But unlike the Limbaugh quotes, I don’t think it would hard connecting the things attributed to you to the actual events.
Philadelphia Inquirer NFL columnist Ashley Fox, today, expressed approval of commentator Rush Limbaugh being removed from consideration from owning a part of the St. Louis Rams.
She wrote that he was not qualified to own an NFL team because he was too controversial and that he insulted Donovan McNabb in 2003 when he said he was not a good a quarterback as the consensus opinion and that the media was protecting him because he was black.
What isn’t fine is that an act of extraordinary evil occurred and she refused to express outrage much less even recognize it.
It quite reasonable and defensible to think McNabb is overrated — there were those who thought John Elway was overrated — or was protected because he was black.
It is not, however, defensible to believe that the murderer of Martin Luther King Jr., a decent and heroic man, deserves a medal. It is not defensible to think that slavery was beneficial. One who says those things is despicable.
Rush was reported as saying those things by major media outlets and national political figures. It was that reporting that likely lost him his bid. He never said them. There are those who still believe he did.
Ms. Fox in her column chose not address this wrong — and actually perpetuated a distortion of his statement regarding “Bloods and Crips” She used her space to write a banal column accepting evil and injustice.

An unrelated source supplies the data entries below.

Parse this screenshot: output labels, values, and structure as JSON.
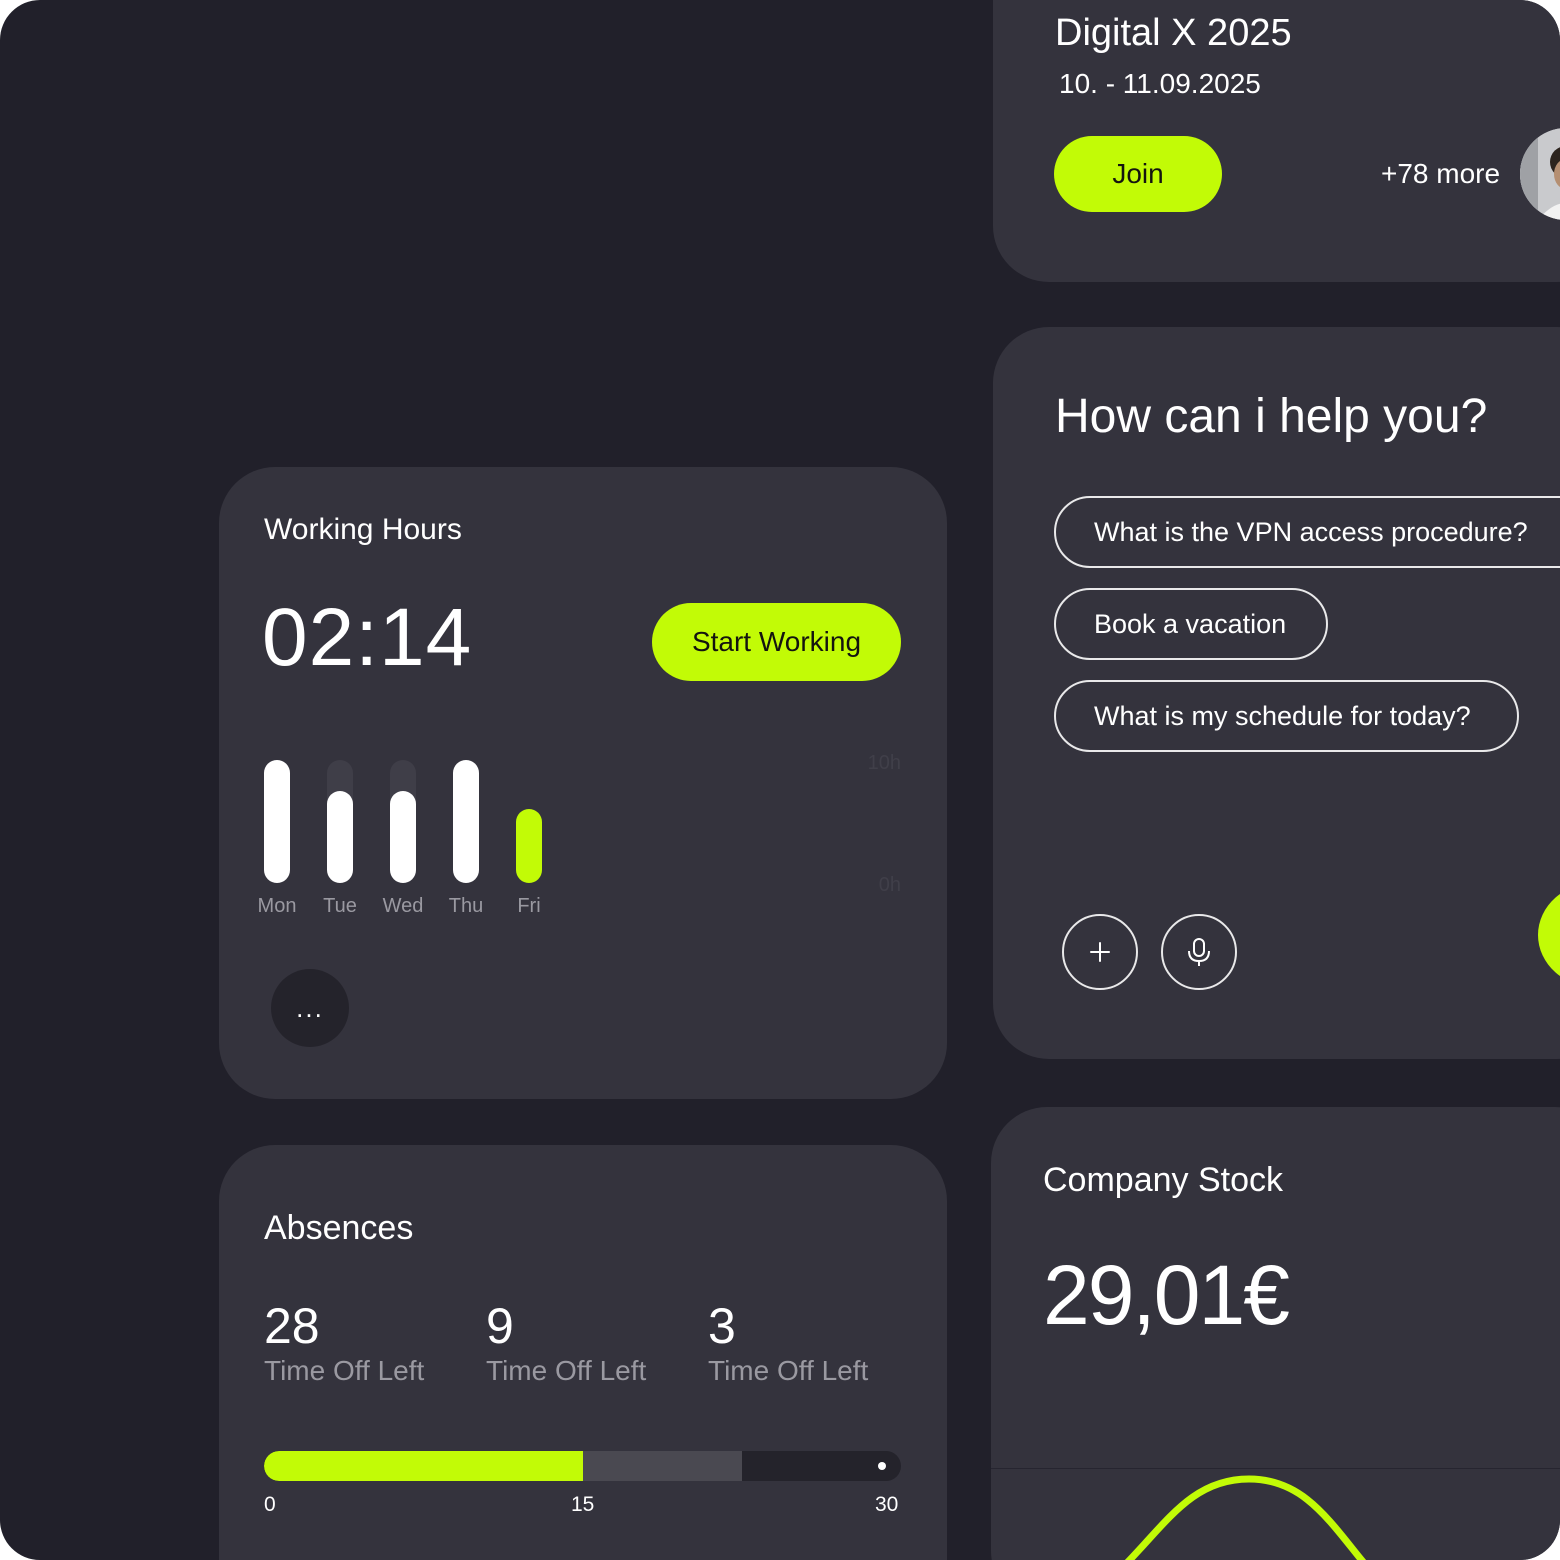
{
  "colors": {
    "background": "#21202a",
    "card": "#34333d",
    "accent": "#c2fb06",
    "muted_text": "#9a99a1",
    "bar_white": "#ffffff"
  },
  "event": {
    "title": "Digital X 2025",
    "date": "10. - 11.09.2025",
    "join_label": "Join",
    "more_attendees": "+78 more"
  },
  "assistant": {
    "title": "How can i help you?",
    "suggestions": [
      "What is the VPN access procedure?",
      "Book a vacation",
      "What is my schedule for today?"
    ],
    "add_icon": "plus-icon",
    "mic_icon": "microphone-icon"
  },
  "working_hours": {
    "title": "Working Hours",
    "time": "02:14",
    "start_label": "Start Working",
    "more_label": "...",
    "axis_max_label": "10h",
    "axis_min_label": "0h",
    "days": [
      {
        "label": "Mon",
        "fraction": 1.0,
        "today": false
      },
      {
        "label": "Tue",
        "fraction": 0.75,
        "today": false
      },
      {
        "label": "Wed",
        "fraction": 0.75,
        "today": false
      },
      {
        "label": "Thu",
        "fraction": 1.0,
        "today": false
      },
      {
        "label": "Fri",
        "fraction": 0.6,
        "today": true
      }
    ]
  },
  "absences": {
    "title": "Absences",
    "stats": [
      {
        "value": "28",
        "label": "Time Off Left"
      },
      {
        "value": "9",
        "label": "Time Off Left"
      },
      {
        "value": "3",
        "label": "Time Off Left"
      }
    ],
    "scale": {
      "min": 0,
      "max": 30
    },
    "scale_labels": [
      "0",
      "15",
      "30"
    ],
    "used_days": 15,
    "planned_days": 22.5
  },
  "stock": {
    "title": "Company Stock",
    "price": "29,01€"
  }
}
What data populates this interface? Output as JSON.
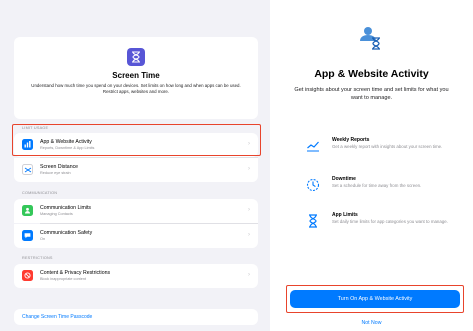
{
  "left_panel": {
    "hero": {
      "title": "Screen Time",
      "description": "Understand how much time you spend on your devices. Set limits on how long and when apps can be used. Restrict apps, websites and more."
    },
    "sections": [
      {
        "label": "LIMIT USAGE",
        "items": [
          {
            "title": "App & Website Activity",
            "subtitle": "Reports, Downtime & App Limits",
            "icon": "chart-icon",
            "color": "#007aff"
          },
          {
            "title": "Screen Distance",
            "subtitle": "Reduce eye strain",
            "icon": "distance-icon",
            "color": "#ffffff"
          }
        ]
      },
      {
        "label": "COMMUNICATION",
        "items": [
          {
            "title": "Communication Limits",
            "subtitle": "Managing Contacts",
            "icon": "person-bubble-icon",
            "color": "#34c759"
          },
          {
            "title": "Communication Safety",
            "subtitle": "On",
            "icon": "bubble-icon",
            "color": "#007aff"
          }
        ]
      },
      {
        "label": "RESTRICTIONS",
        "items": [
          {
            "title": "Content & Privacy Restrictions",
            "subtitle": "Block inappropriate content",
            "icon": "no-entry-icon",
            "color": "#ff3b30"
          }
        ]
      }
    ],
    "passcode_link": "Change Screen Time Passcode"
  },
  "right_panel": {
    "title": "App & Website Activity",
    "subtitle": "Get insights about your screen time and set limits for what you want to manage.",
    "features": [
      {
        "title": "Weekly Reports",
        "description": "Get a weekly report with insights about your screen time.",
        "icon": "trend-chart-icon"
      },
      {
        "title": "Downtime",
        "description": "Set a schedule for time away from the screen.",
        "icon": "moon-clock-icon"
      },
      {
        "title": "App Limits",
        "description": "Set daily time limits for app categories you want to manage.",
        "icon": "hourglass-icon"
      }
    ],
    "primary_button": "Turn On App & Website Activity",
    "secondary_button": "Not Now"
  },
  "colors": {
    "accent": "#007aff",
    "highlight": "#e8442c",
    "screen_time": "#5856d6"
  }
}
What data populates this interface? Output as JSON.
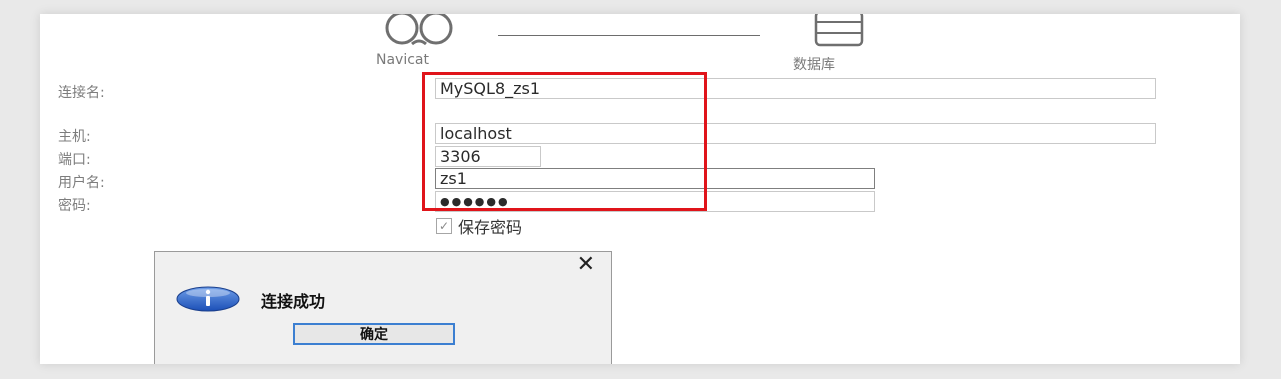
{
  "header": {
    "left_label": "Navicat",
    "right_label": "数据库"
  },
  "form": {
    "connection_name_label": "连接名:",
    "connection_name_value": "MySQL8_zs1",
    "host_label": "主机:",
    "host_value": "localhost",
    "port_label": "端口:",
    "port_value": "3306",
    "username_label": "用户名:",
    "username_value": "zs1",
    "password_label": "密码:",
    "password_value": "●●●●●●",
    "save_password_label": "保存密码",
    "save_password_checked": true
  },
  "dialog": {
    "close_glyph": "✕",
    "message": "连接成功",
    "ok_label": "确定"
  },
  "colors": {
    "highlight": "#e0141a",
    "ok_border": "#3c7fd1",
    "info_blue": "#1f58c6"
  }
}
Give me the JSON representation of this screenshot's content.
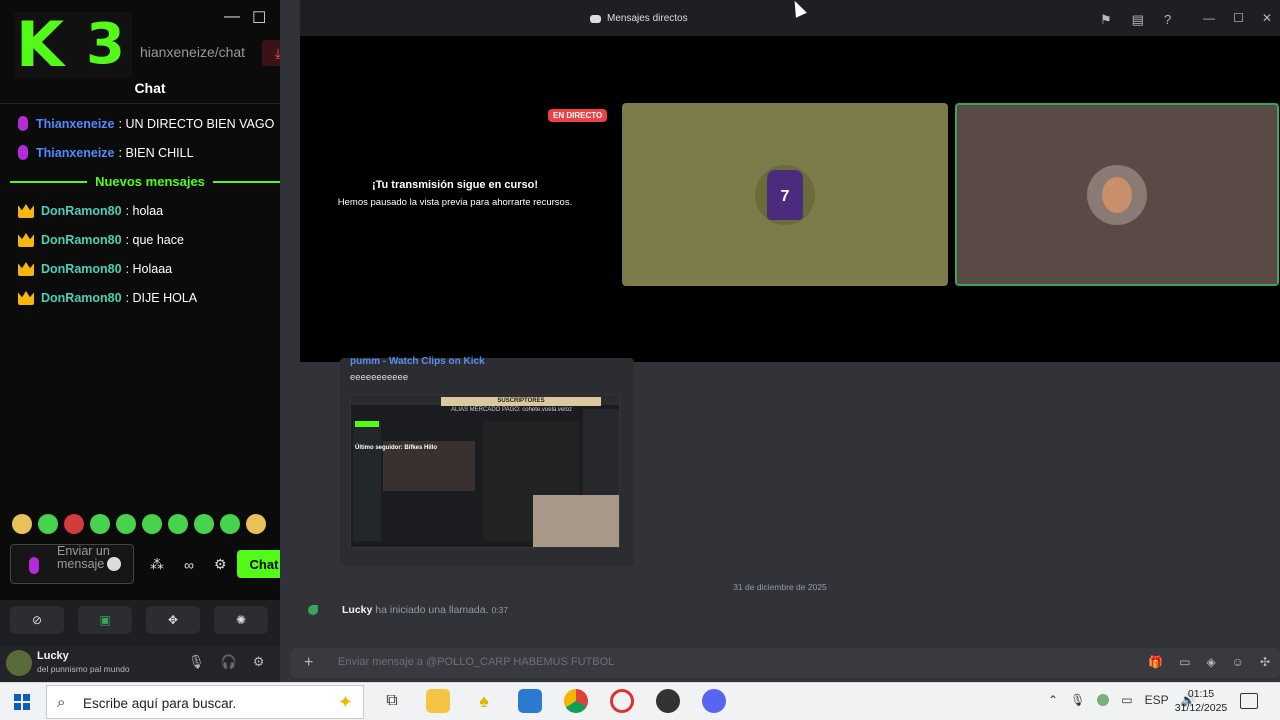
{
  "kick": {
    "url": "hianxeneize/chat",
    "chat_title": "Chat",
    "messages_top": [
      {
        "user": "Thianxeneize",
        "text": ": UN DIRECTO BIEN VAGO"
      },
      {
        "user": "Thianxeneize",
        "text": ": BIEN CHILL"
      }
    ],
    "nuevos_label": "Nuevos mensajes",
    "messages_new": [
      {
        "user": "DonRamon80",
        "text": ": holaa"
      },
      {
        "user": "DonRamon80",
        "text": ": que hace"
      },
      {
        "user": "DonRamon80",
        "text": ": Holaaa"
      },
      {
        "user": "DonRamon80",
        "text": ": DIJE HOLA"
      }
    ],
    "input_placeholder": "Enviar un mensaje",
    "send_label": "Chat",
    "brand_color": "#53fc18"
  },
  "discord": {
    "window_title": "Mensajes directos",
    "stream": {
      "live_badge": "EN DIRECTO",
      "paused_title": "¡Tu transmisión sigue en curso!",
      "paused_sub": "Hemos pausado la vista previa para ahorrarte recursos.",
      "player_number": "7"
    },
    "embed": {
      "title": "pumm - Watch Clips on Kick",
      "text": "eeeeeeeeeee",
      "shot_subs": "SUSCRIPTORES",
      "shot_alias": "ALIAS MERCADO PAGO: cohete.vuela.veloz",
      "shot_label": "Último seguidor: Bifkes Hillo"
    },
    "date_separator": "31 de diciembre de 2025",
    "call": {
      "user": "Lucky",
      "text": "ha iniciado una llamada.",
      "duration": "0:37"
    },
    "composer_placeholder": "Enviar mensaje a @POLLO_CARP HABEMUS FUTBOL",
    "user": {
      "name": "Lucky",
      "status": "del punnismo pal mundo"
    }
  },
  "taskbar": {
    "search_placeholder": "Escribe aquí para buscar.",
    "lang": "ESP",
    "time": "01:15",
    "date": "31/12/2025"
  }
}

What she did was a disgrace.
She should hang her head in shame.
Ashley Fox And The Banality Of Evil
Bearing False Witness: Rev. Jackson And Rush Limbaugh — Someone who says that the murderer of Rev. Martin Luther King Jr. deserves a medal of honor, or that slavery was beneficial because you could walk the streets at night would be a rather despicable person.
One who would be worse though is someone who says someone said those things yet never did.
And so we get to the case of Rush Limbaugh who is seeking to fulfill a life-long dream of owning an NFL team — in this case the St. Louis Rams.
Alleged journalists Jason Whitlock of the Kansas City Star, David Shuster of MSNBC and Rick Sanchez of CNN and others have attributed on air the quotes to Rush as fact without bothering to cite them — they come from Wikiquote and made up out of thin air by a leftist propagandist — or contact Rush to give him a chance to explain or deny.
Alleged Reverend Jesse Jackson also repeated the slander on air apparently unaware that bearing false witness is one of the 10 big ones.
And, if you should be interested, here’s the scrambling going on a Wikiquote.
And for Rush’s response visit here.
Rush airs on WPHT 1210 AM from noon to 3 p.m., weekdays.
Bearing False Witness: Rev. Jackson And Rush Limbaugh
The Delaware County Daily Times won’t use the name of the woman who blind attorney John Peoples alleges took advantage of his handicap by overcharging his credit card when he used it to pay her for sex.
Why not? She’s Ginger Dayle. She’s right there in U.S. District Judge Edmund V. Ludwig’s decision dismissing People’s complaints against Discover Financial Services alleging the corporation didn’t live up to its agreement to protect him from fraud.
She’s on the the internet. All the world can see it.
Ms. Dayle, fyi, says she is a fitness instructor and has counter-sued Peoples alleging him of making improper sexual advances.
Regardless, there doesn’t seem to be any dispute that Ms. Dayle in October and November of 2007 charged Peoples’ card 10 times for $1,100 and once for $1,600 which is pretty high for fitness instruction of whatever sort.
While Discover is off the hook, the suits between Peoples and Ms. Dayle were thrown out on a jurisdictional matter and can still proceed in state court.
Why Won’t The Daily Times Use Her Name?